Overseen by Samuel and a young disciple named David, the school promises to teach classical languages and natural sciences, rather than societally appropriate subjects for women, like sewing and etiquette. Still, Caroline, who was home-schooled by her father, is relegated to teaching English literature: “Though Caroline was meant to be a walking embodiment of the school’s aims, that didn’t mean her feminine fingers belonged in its meatier pies.”
Soon it appears that the birds (which Caroline’s late mother had dramatically called “trilling hearts”) have again brought bad news. A controversial student — the daughter of a former member of Samuel’s failed community — joins the school, dredging up secrets from the past. Sexual tension crackles between Caroline and David, though he also turns out to be duplicitous. And then, one by one, the girls’ bodies begin to betray them: “They all said, I can’t control it. I’m not doing it. I don’t know how to make it stop.”
Eventually Samuel, desperate to curb the epidemic, summons an old friend, a physician, who confirms Samuel’s diagnosis of hysteria and proceeds to administer a ghastly “treatment” to the girls — which, sickeningly, is based on a real procedure. And then Samuel must watch again as a community born from his ideas begins to crumble.

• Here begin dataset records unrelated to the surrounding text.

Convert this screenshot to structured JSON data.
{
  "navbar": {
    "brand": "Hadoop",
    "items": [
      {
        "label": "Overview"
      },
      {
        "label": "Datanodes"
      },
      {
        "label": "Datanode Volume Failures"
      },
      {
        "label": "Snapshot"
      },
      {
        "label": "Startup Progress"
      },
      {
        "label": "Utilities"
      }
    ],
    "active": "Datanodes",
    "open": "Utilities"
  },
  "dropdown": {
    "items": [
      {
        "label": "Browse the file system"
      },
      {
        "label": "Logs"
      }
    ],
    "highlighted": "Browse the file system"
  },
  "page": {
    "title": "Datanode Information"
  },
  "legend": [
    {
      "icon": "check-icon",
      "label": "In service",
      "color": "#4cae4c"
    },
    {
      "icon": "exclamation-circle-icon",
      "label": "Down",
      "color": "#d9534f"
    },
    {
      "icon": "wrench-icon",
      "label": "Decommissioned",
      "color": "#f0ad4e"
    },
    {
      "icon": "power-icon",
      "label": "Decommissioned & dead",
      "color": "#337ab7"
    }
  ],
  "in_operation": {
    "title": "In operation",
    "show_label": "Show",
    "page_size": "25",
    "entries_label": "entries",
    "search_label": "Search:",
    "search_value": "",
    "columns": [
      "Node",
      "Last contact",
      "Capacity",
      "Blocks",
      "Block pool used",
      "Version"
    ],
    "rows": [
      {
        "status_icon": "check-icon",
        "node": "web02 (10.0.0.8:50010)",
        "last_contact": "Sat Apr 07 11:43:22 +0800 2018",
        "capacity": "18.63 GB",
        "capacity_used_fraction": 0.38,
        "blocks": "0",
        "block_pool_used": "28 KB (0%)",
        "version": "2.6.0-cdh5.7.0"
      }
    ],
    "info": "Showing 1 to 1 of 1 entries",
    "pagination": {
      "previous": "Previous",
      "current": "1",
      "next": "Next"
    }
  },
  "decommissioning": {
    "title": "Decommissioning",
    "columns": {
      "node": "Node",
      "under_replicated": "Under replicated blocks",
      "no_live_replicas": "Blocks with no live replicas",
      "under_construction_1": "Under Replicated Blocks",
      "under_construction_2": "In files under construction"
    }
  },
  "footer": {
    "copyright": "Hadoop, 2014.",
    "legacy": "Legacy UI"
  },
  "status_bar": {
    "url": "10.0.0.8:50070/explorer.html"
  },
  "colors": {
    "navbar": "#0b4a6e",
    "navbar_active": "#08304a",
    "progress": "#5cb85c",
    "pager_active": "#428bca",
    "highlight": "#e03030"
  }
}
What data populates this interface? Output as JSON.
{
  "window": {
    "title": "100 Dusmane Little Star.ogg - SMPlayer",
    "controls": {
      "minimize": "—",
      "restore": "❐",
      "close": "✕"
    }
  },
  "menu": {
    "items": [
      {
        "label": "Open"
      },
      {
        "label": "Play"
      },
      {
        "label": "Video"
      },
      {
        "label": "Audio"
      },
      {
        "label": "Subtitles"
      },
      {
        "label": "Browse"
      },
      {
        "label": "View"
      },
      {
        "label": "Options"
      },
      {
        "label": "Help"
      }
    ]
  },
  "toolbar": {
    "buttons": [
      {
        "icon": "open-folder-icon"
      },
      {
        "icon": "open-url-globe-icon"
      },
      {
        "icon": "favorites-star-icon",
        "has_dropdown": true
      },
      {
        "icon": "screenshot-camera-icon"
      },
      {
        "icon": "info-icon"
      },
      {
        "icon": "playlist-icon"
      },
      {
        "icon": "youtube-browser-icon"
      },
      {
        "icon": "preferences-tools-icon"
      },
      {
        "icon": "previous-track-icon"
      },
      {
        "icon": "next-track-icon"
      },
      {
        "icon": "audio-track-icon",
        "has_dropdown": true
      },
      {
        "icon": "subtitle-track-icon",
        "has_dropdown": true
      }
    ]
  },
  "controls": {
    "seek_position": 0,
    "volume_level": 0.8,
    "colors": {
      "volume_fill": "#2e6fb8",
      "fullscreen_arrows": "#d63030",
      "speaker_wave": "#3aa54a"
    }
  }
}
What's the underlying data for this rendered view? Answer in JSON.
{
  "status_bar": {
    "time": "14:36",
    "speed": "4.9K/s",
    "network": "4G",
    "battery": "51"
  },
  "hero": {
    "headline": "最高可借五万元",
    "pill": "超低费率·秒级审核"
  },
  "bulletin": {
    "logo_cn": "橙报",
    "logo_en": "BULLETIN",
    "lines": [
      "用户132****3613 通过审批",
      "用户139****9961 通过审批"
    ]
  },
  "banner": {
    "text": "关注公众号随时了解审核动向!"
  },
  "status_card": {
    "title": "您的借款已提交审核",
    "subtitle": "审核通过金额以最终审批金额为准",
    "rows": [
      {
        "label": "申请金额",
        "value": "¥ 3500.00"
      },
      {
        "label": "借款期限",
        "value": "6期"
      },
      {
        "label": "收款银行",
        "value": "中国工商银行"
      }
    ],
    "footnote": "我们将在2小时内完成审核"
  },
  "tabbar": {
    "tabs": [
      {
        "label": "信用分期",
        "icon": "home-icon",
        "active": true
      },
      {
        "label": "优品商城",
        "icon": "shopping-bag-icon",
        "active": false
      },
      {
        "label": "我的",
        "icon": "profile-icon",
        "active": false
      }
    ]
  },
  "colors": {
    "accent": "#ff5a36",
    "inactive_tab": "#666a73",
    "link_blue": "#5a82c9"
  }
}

The Illness Lesson is Beams’s second book. Her first, a story collection called We Show What We Have Learned, was lauded for its rich imagination and use of the surreal. Like her classmate Karen Russell ’06SOA, Beams has proved adept at conjuring a macabre, slightly off-kilter world. Those elements are on display in this book, too, but it is unsettling to realize that the most troubling details are rooted not in fiction but historical facts. Beams deals with them unflinchingly, creating a feminist parable that, while often difficult to read, is deeply worthwhile.